It's been interesting to see the explosion of blog entries about Joel Johnson's buying of Wally Wood's 22 Panels that always work. One part of me is a bit dismayed at the news, since a few months ago I actually contacted the seller contemplating buying it myself. I'm extremely greatful that with his new buy Mr. Johnson has made high resolution files available to the rest of us to share in this piece of history.
Theoretically 22 Panels... is an intriguing aspect of comics in America, because it gives a consistent panel sized unit that is (possibly) repeated in multiple books. Repetition (i.e. conventionality) of this sort is of course a hallmark of language. Like Mark Evanier I'd love to see a study probing just how widespread the use of these panels has become.

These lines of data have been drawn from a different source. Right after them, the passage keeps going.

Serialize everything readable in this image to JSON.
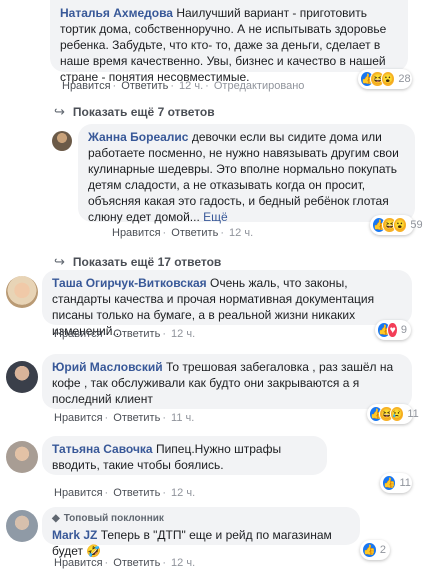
{
  "comments": [
    {
      "author": "Наталья Ахмедова",
      "text": "Наилучший вариант - приготовить тортик дома, собственноручно. А не испытывать здоровье ребенка. Забудьте, что кто- то, даже за деньги, сделает в наше время качественно. Увы, бизнес и качество в нашей стране - понятия несовместимые.",
      "like": "Нравится",
      "reply": "Ответить",
      "time": "12 ч.",
      "edited": "Отредактировано",
      "reactions": {
        "icons": [
          "like-icon",
          "haha-icon",
          "wow-icon"
        ],
        "count": "28"
      }
    },
    {
      "author": "Жанна Бореалис",
      "text": "девочки если вы сидите дома или работаете посменно, не нужно навязывать другим свои кулинарные шедевры. Это вполне нормально покупать детям сладости, а не отказывать когда он просит, объясняя какая это гадость, и бедный ребёнок глотая слюну едет домой...",
      "more": "Ещё",
      "like": "Нравится",
      "reply": "Ответить",
      "time": "12 ч.",
      "reactions": {
        "icons": [
          "like-icon",
          "haha-icon",
          "wow-icon"
        ],
        "count": "59"
      }
    },
    {
      "author": "Таша Огирчук-Витковская",
      "text": "Очень жаль, что законы, стандарты качества и прочая нормативная документация писаны только на бумаге, а в реальной жизни никаких изменений...",
      "like": "Нравится",
      "reply": "Ответить",
      "time": "12 ч.",
      "reactions": {
        "icons": [
          "like-icon",
          "love-icon"
        ],
        "count": "9"
      }
    },
    {
      "author": "Юрий Масловский",
      "text": "То трешовая забегаловка , раз зашёл на кофе , так обслуживали как будто они закрываются а я последний клиент",
      "like": "Нравится",
      "reply": "Ответить",
      "time": "11 ч.",
      "reactions": {
        "icons": [
          "like-icon",
          "haha-icon",
          "sad-icon"
        ],
        "count": "11"
      }
    },
    {
      "author": "Татьяна Савочка",
      "text": "Пипец.Нужно штрафы вводить, такие чтобы боялись.",
      "like": "Нравится",
      "reply": "Ответить",
      "time": "12 ч.",
      "reactions": {
        "icons": [
          "like-icon"
        ],
        "count": "11"
      }
    },
    {
      "badge": "Топовый поклонник",
      "author": "Mark JZ",
      "text": "Теперь в \"ДТП\" еще и рейд по магазинам будет",
      "emoji": "🤣",
      "like": "Нравится",
      "reply": "Ответить",
      "time": "12 ч.",
      "reactions": {
        "icons": [
          "like-icon"
        ],
        "count": "2"
      }
    }
  ],
  "show_more": [
    {
      "label": "Показать ещё 7 ответов"
    },
    {
      "label": "Показать ещё 17 ответов"
    }
  ]
}
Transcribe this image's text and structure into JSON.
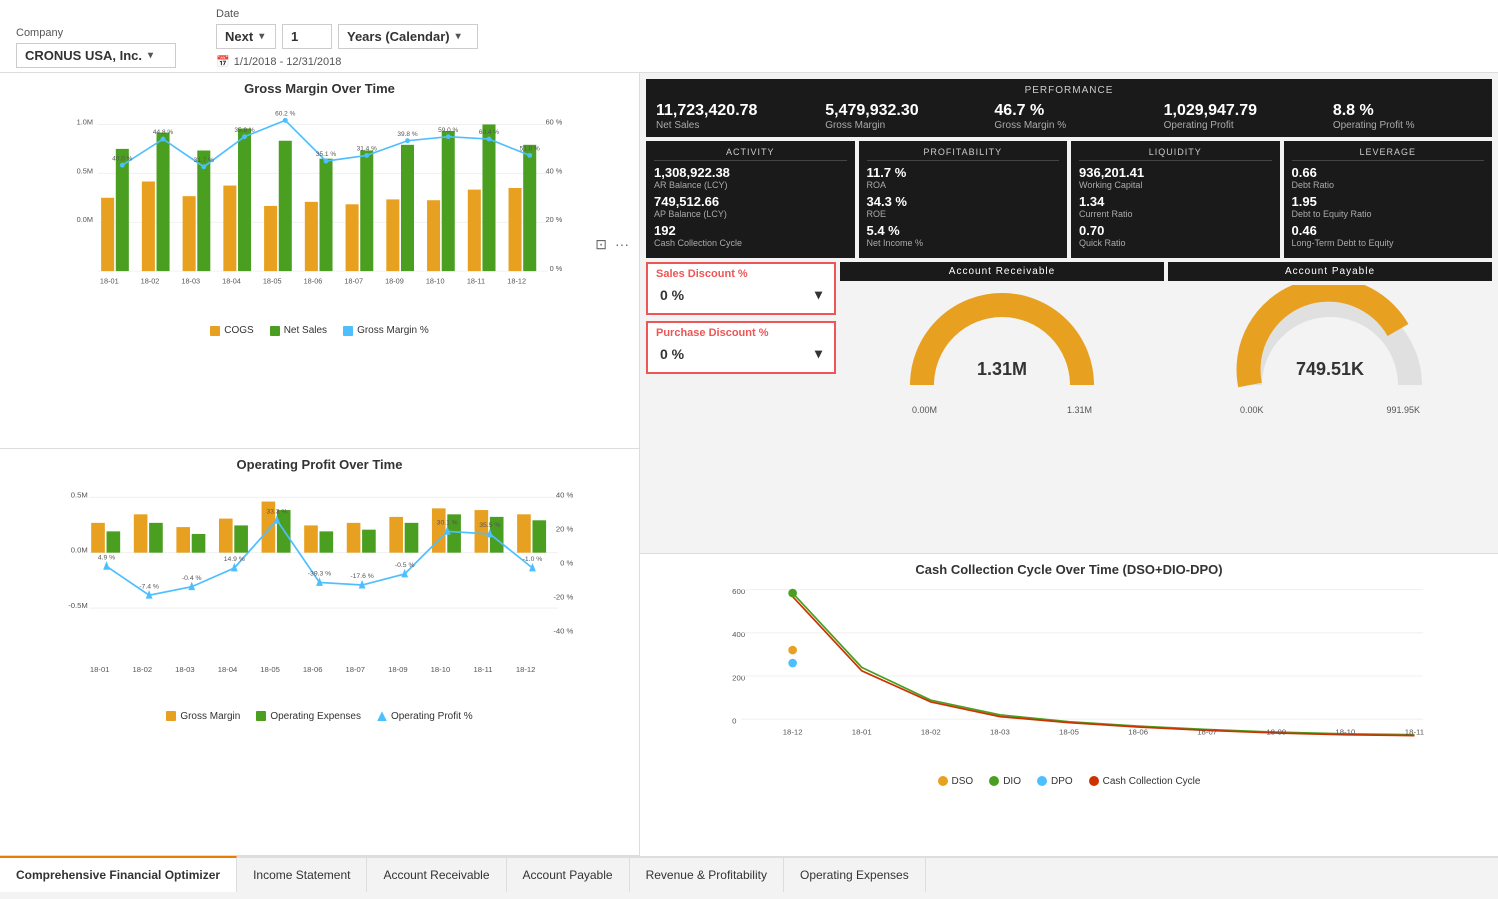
{
  "filter": {
    "company_label": "Company",
    "company_value": "CRONUS USA, Inc.",
    "date_label": "Date",
    "date_filter1": "Next",
    "date_filter2": "1",
    "date_filter3": "Years (Calendar)",
    "date_range": "1/1/2018 - 12/31/2018"
  },
  "performance": {
    "title": "PERFORMANCE",
    "metrics": [
      {
        "value": "11,723,420.78",
        "label": "Net Sales"
      },
      {
        "value": "5,479,932.30",
        "label": "Gross Margin"
      },
      {
        "value": "46.7 %",
        "label": "Gross Margin %"
      },
      {
        "value": "1,029,947.79",
        "label": "Operating Profit"
      },
      {
        "value": "8.8 %",
        "label": "Operating Profit %"
      }
    ]
  },
  "kpi": {
    "activity": {
      "title": "ACTIVITY",
      "items": [
        {
          "value": "1,308,922.38",
          "label": "AR Balance (LCY)"
        },
        {
          "value": "749,512.66",
          "label": "AP Balance (LCY)"
        },
        {
          "value": "192",
          "label": "Cash Collection Cycle"
        }
      ]
    },
    "profitability": {
      "title": "PROFITABILITY",
      "items": [
        {
          "value": "11.7 %",
          "label": "ROA"
        },
        {
          "value": "34.3 %",
          "label": "ROE"
        },
        {
          "value": "5.4 %",
          "label": "Net Income %"
        }
      ]
    },
    "liquidity": {
      "title": "LIQUIDITY",
      "items": [
        {
          "value": "936,201.41",
          "label": "Working Capital"
        },
        {
          "value": "1.34",
          "label": "Current Ratio"
        },
        {
          "value": "0.70",
          "label": "Quick Ratio"
        }
      ]
    },
    "leverage": {
      "title": "LEVERAGE",
      "items": [
        {
          "value": "0.66",
          "label": "Debt Ratio"
        },
        {
          "value": "1.95",
          "label": "Debt to Equity Ratio"
        },
        {
          "value": "0.46",
          "label": "Long-Term Debt to Equity"
        }
      ]
    }
  },
  "discounts": {
    "sales_label": "Sales Discount %",
    "sales_value": "0 %",
    "purchase_label": "Purchase Discount %",
    "purchase_value": "0 %"
  },
  "ar_gauge": {
    "title": "Account Receivable",
    "value": "1.31M",
    "min": "0.00M",
    "max": "1.31M"
  },
  "ap_gauge": {
    "title": "Account Payable",
    "value": "749.51K",
    "min": "0.00K",
    "max": "991.95K"
  },
  "gross_margin_chart": {
    "title": "Gross Margin Over Time",
    "legend": [
      "COGS",
      "Net Sales",
      "Gross Margin %"
    ]
  },
  "operating_profit_chart": {
    "title": "Operating Profit Over Time",
    "legend": [
      "Gross Margin",
      "Operating Expenses",
      "Operating Profit %"
    ]
  },
  "cash_collection_chart": {
    "title": "Cash Collection Cycle Over Time (DSO+DIO-DPO)",
    "legend": [
      "DSO",
      "DIO",
      "DPO",
      "Cash Collection Cycle"
    ]
  },
  "tabs": [
    {
      "label": "Comprehensive Financial Optimizer",
      "active": true
    },
    {
      "label": "Income Statement",
      "active": false
    },
    {
      "label": "Account Receivable",
      "active": false
    },
    {
      "label": "Account Payable",
      "active": false
    },
    {
      "label": "Revenue & Profitability",
      "active": false
    },
    {
      "label": "Operating Expenses",
      "active": false
    }
  ]
}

My own guess is that these compositions have become extremely widespread across authors, largely without them even referring to the 22 Panels... worksheet. That is, I think that some of these panels have become so common in usage that people imitate them without thinking about it, as they have just become a consistent part of the mental visual vocabulary. (As with all issues like this, if any enterprising students out there want to do a study on this, I'd be happy to advise and publish their piece!)
What's also been interesting about reading the various blog posts on this topic is seeing the teetering balance of the Art vs. Language viewpoints. You can really tell the tension between those who have no problem with using the repetition of these panels (Language) and those who scoff at how unoriginal and un-innovative using them would be (Art).